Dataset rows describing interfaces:
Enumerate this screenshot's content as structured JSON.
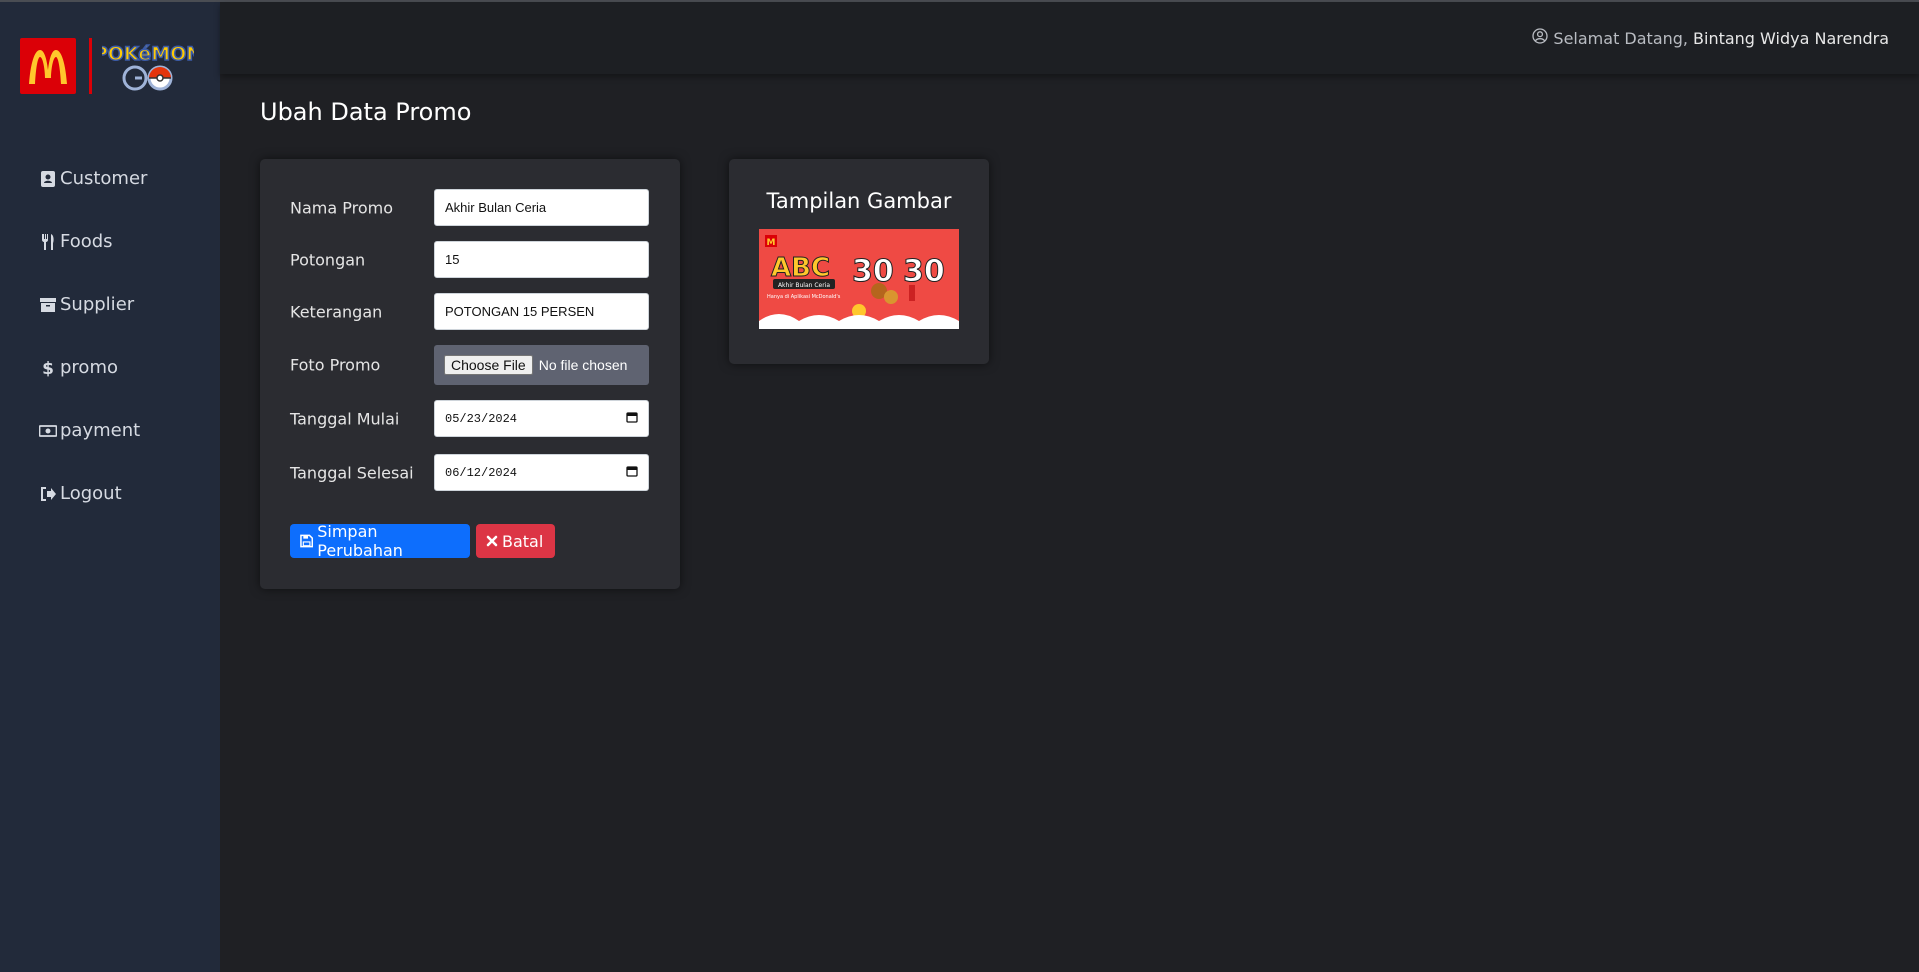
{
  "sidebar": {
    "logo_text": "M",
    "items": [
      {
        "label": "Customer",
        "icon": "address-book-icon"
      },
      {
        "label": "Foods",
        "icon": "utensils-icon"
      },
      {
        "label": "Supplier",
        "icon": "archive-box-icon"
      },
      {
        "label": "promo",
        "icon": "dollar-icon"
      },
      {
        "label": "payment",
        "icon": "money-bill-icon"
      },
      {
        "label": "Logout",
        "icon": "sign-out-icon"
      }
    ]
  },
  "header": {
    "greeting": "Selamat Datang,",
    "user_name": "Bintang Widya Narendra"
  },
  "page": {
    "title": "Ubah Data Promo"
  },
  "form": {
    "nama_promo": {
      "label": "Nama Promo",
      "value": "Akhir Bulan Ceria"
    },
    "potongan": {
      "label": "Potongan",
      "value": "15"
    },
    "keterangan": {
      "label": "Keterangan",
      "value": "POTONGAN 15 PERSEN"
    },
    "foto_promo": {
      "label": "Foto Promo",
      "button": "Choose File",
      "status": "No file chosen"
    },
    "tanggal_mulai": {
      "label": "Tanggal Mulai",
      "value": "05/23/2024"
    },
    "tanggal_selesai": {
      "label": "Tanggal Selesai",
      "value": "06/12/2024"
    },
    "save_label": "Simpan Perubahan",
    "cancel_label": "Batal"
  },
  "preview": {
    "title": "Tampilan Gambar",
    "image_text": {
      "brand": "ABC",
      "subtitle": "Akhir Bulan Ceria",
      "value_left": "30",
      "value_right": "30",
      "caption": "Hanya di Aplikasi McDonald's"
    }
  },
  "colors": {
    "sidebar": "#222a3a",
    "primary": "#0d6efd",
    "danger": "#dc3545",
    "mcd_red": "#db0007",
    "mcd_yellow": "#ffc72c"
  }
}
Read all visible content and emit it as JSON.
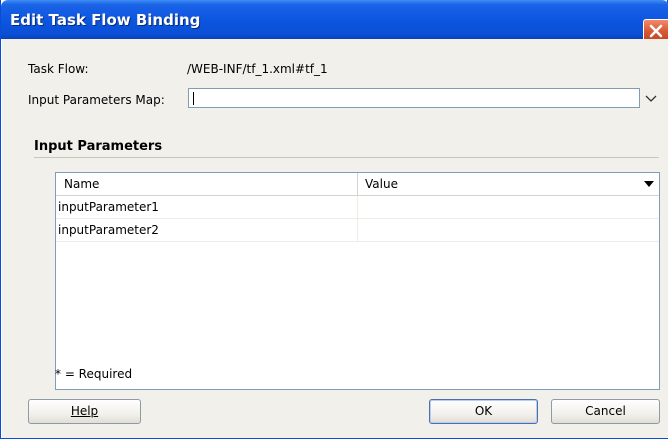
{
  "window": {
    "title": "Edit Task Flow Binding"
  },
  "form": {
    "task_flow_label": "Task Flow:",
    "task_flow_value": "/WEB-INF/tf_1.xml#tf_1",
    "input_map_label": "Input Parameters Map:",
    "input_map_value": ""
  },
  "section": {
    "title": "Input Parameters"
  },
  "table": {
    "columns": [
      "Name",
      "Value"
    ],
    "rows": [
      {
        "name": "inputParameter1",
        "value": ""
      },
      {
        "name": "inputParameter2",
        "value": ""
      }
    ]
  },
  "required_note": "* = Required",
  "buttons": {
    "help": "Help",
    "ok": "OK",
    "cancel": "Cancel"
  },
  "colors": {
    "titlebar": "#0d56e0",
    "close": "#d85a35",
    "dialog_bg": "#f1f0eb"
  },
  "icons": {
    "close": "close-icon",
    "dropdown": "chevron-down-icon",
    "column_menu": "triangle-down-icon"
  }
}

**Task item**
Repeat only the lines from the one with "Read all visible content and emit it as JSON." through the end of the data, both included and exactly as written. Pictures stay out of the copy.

**Written reply**
Read all visible content and emit it as JSON.
{
  "window": {
    "title": "Edit Task Flow Binding"
  },
  "form": {
    "task_flow_label": "Task Flow:",
    "task_flow_value": "/WEB-INF/tf_1.xml#tf_1",
    "input_map_label": "Input Parameters Map:",
    "input_map_value": ""
  },
  "section": {
    "title": "Input Parameters"
  },
  "table": {
    "columns": [
      "Name",
      "Value"
    ],
    "rows": [
      {
        "name": "inputParameter1",
        "value": ""
      },
      {
        "name": "inputParameter2",
        "value": ""
      }
    ]
  },
  "required_note": "* = Required",
  "buttons": {
    "help": "Help",
    "ok": "OK",
    "cancel": "Cancel"
  },
  "colors": {
    "titlebar": "#0d56e0",
    "close": "#d85a35",
    "dialog_bg": "#f1f0eb"
  },
  "icons": {
    "close": "close-icon",
    "dropdown": "chevron-down-icon",
    "column_menu": "triangle-down-icon"
  }
}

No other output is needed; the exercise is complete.